"There is a permanent exchange of information on the development of migration”, declared federal government spokesperson Steffen Seibert on Monday (10 August). In view of the rising numbers of asylum seekers and refugees, new concepts are needed to resolve outstanding issues. Talks on the topic between the Federation and the Länder are being planned for September. Seibert did not mention a specific date.
Already on 3 August, deputy government spokesperson Christiane Wirtz had said that the Federal Government was open to holding the talks in September. This way, arrangements could be made early, before the start of the cold season.
de Maizière in Deggendorf and Eisenhüttenstadt
Federal Interior Minister Thomas de Mazière informed himself on the ground on the tasks of the Federal Police regarding the initial registration of refugees. On Tuesday (11 August) he visited the Federal Police department in Deggendorf.
In response to increasing requirements de Mazière promised the employees extra support: "We are now providing quick help by detaching staff members here from public order support forces and other departments of the Federal Police."
On Thursday (13 August) he will visit the Central Foreigners Authority in Brandenburg and the regional office of the Federal Office for Migration and Refugees in Eisenhüttenstadt together with Brandenburg’s Minister-President Dietmar Woidke in order to achieve a better overview of the situation on the ground.
Shortening asylum procedures
Concerning the length of asylum procedures, the Head of the Federal Chancellery Peter Altmaier had pressed for a speedup. "We must improve, we must become faster," he declared in an interview with the German broadcaster ZDF (3 August). He also said he was optimistic about clearing the backlog of some 240,000 open asylum applications. The aim is to shorten the procedures so that asylum laws can be applied and abuses prevented.
The measures taken by the Federal Government to shorten procedures are proving effective. Already, applications for asylum are being dealt with faster. New figures published by the Federal Ministry of the Interior indicate that on average 5.3 months is required to process a request for asylum. This marks a significant reduction when compared to the 7.1 months required only last year. "We are not resting on our laurels though. We intend to speed things up further," declared a spokesperson of the Federal Interior Ministry on 27 July.
Processing times are already much shorter for applicants from some high-priority countries of origin. Applications from citizens of Kosovo, for instance, are already processed within two months.
Joint action plan of federal and state governments takes effect
One reason for this trend is the improved human resources now available to the Federal Office for Migration and Refugees (BAMF). These past months, 650 positions were filled. Another 1,000 jobs are planned for 2016, said a spokesperson of the Federal Interior Ministry.
The increase in staff is part of an action plan agreed on by the federal and state governments at a meeting on 18 June. Asylum proceedings are to be accelerated and the existing backlog of applications cleared.
Safe countries of origin
The Federal Interior Ministry spokesperson also pointed to the Law on the Classification of other Countries as Safe Countries of Origin.
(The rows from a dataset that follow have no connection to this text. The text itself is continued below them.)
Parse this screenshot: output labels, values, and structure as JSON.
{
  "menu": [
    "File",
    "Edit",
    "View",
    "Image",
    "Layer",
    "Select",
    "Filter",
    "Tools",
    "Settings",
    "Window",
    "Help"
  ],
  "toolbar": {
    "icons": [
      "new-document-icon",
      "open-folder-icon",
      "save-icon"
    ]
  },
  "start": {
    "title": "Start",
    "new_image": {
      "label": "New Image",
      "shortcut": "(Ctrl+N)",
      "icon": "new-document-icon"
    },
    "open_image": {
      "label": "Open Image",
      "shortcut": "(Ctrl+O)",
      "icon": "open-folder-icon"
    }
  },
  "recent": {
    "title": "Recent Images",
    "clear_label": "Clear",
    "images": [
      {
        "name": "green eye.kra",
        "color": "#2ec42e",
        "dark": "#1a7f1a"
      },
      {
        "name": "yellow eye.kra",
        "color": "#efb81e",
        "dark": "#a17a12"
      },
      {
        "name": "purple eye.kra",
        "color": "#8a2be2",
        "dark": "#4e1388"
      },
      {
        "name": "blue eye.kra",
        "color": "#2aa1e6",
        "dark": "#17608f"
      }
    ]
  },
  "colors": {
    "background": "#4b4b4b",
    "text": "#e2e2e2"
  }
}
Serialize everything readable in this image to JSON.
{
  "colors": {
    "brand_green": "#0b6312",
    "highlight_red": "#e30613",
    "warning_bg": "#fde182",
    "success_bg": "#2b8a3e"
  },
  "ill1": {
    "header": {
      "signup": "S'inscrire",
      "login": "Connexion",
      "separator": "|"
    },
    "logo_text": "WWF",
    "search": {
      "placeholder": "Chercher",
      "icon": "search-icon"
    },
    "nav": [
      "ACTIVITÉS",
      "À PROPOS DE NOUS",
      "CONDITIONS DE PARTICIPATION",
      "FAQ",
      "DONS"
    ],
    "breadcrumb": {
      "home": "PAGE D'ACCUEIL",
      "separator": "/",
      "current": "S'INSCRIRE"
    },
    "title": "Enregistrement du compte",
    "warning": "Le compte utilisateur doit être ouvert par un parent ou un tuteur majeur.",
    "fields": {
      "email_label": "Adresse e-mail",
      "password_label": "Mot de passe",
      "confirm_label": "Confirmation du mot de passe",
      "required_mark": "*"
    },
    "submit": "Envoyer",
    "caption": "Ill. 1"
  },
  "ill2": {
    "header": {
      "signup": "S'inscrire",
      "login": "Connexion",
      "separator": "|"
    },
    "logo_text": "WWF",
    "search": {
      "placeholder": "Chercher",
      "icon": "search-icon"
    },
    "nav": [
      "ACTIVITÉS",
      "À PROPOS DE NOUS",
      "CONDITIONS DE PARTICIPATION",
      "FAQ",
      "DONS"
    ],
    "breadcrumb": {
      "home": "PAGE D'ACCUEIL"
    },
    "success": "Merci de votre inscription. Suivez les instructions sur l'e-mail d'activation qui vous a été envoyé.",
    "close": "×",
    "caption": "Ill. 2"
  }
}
Since November 2014 this status has applied to Bosnia and Herzegovina, Serbia and Macedonia. The rising numbers of applicants from these countries has been braked strongly, reported the spokesperson.